In a while True loop, you need to make sure there is a definite point where you break out of the loop, otherwise it will run forever (and crash Rhino). There are a bunch of ways to do this, but you absolutely have to make sure your logic is ironclad and can’t fail.
When testing stuff I usually put in a safety - count the loops and automatically break out if the loop count goes over some number. You can do this by adding a conditional to the while loop:
#do your thing
if count>=1000: print "Safety limit exceeded!"
or in the loop
#do your thing
print "Safety limit exceeded!"
Once you’re sure you are exiting the loop before you hit the safety point, you can remove it.
This doesn’t work @clement. I’ve tried that. After Rhino becomes non-responsive even escape doesn’t work. This only works when used inside Grasshopper and only due to the fact that Grasshopper has a mechanism to stop the calculation on errors.
Hi @ivelin.peychev, i am using this in +200 scripts and it works if ESC is pressed when a new loop starts.
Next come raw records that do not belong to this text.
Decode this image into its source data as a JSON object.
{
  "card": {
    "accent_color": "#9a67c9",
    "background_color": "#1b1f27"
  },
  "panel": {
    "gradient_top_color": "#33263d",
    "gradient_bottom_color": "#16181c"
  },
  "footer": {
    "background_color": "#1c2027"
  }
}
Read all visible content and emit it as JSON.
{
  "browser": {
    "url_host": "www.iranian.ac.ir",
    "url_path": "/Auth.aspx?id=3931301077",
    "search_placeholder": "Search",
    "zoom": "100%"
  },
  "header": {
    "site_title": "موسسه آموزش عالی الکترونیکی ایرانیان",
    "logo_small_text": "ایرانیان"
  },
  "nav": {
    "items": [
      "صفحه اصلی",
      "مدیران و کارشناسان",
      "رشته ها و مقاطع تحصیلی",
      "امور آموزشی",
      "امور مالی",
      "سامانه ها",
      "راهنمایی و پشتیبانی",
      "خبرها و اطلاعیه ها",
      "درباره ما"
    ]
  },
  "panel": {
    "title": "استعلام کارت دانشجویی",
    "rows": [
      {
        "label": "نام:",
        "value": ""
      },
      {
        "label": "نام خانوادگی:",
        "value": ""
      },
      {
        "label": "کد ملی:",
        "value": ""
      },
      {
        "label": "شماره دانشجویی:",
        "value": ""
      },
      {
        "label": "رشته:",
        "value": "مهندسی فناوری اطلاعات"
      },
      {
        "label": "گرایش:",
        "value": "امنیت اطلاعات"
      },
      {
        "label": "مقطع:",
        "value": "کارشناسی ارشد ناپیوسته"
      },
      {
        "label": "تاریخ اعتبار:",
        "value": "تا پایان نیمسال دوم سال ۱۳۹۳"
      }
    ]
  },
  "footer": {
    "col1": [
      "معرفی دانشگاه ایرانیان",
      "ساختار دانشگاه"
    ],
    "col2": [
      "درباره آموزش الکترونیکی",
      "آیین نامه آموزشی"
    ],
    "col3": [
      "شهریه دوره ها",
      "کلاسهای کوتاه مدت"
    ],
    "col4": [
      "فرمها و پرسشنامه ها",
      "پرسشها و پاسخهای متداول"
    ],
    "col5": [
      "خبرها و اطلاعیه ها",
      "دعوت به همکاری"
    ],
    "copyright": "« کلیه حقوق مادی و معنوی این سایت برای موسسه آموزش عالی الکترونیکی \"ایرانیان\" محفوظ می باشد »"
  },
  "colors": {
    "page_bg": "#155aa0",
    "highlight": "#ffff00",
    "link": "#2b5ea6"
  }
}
It also works in multiprocessed scripts. I asume that you’re code below this line is hanging and therefore you never reach the point (the next loop) where the check for ESC is happening.
It can only check for the key press / hold down if it is not in the middle of something eg. a boolean or split operation. Sometimes it helps if you’re adding a few milliseconds above the key check using rs.Sleep(10). Btw. if you want to cancel the while loop anyway and set it up with a counter, you can just use this:
counter = 0
while counter <1000:
# Do something here
# increase the counter
counter += 1
I’ve tested all of these, but as I said, when rhino gets overloaded to a non-responsive state none of them matter.
There are two options that slightly increase the chance of recovery. One is, as you said above, to pause the PythonInterpreter, the second is to make Rhino wait for one operation to complete before launching the other: Rhino.RhinoApp.Wait()
Something I also try to avoid if possible, but it is the only way to deal with items that are nested to an undetermined depth. There are two situations concerning the Rhino interface that could need this, layers with sublayers and nested blocks. Layers are relatively easy as there is only one type of entity we are dealing with - a layer name or ID - whereas blocks are more complex, as they could contain any number of objects including other blocks.
In any case, it’s a bit difficult to wrap your head around the concept. As the old joke goes-
“In order to understand recursion, you first need to understand recursion”
Basically it’s a subroutine that calls itself (inside itself). If you imagine that a nested list has a structure like a tree with branches, on each loop the script crawls up one branch until it gets to the next one that branches off from it, then goes up that one to the next branch point etc. At some point, the script gets to the end of a twig that has no other branches. That is the critical point. If you don’t have some code in there to detect that you got to the end of a branch structure, it will just stay there and continue to run infinitely (and hang Rhino in this case).
So usually you have a line that says that if no more branches are found in the “up” direction, to break out of the current loop (but not exit the script). That has the effect of pushing the script back down to the previous level and start looking for new branches on that level. When those are all found and done, then it goes back down another level, and so forth. You can see in this way that the entire tree structure is then covered. For example, in the case of parsing a nested layer tree, on every run it would be checking if the current layer has any children. If not, then it needs to break out, as that is the end of that particular branch.
While you are developing this type of stuff, it’s useful to have a small file with only a few elements to test, put in print statements to tell you at what branch level you’re at, and have a safety valve in case you do get stuck in an infinite loop anyway.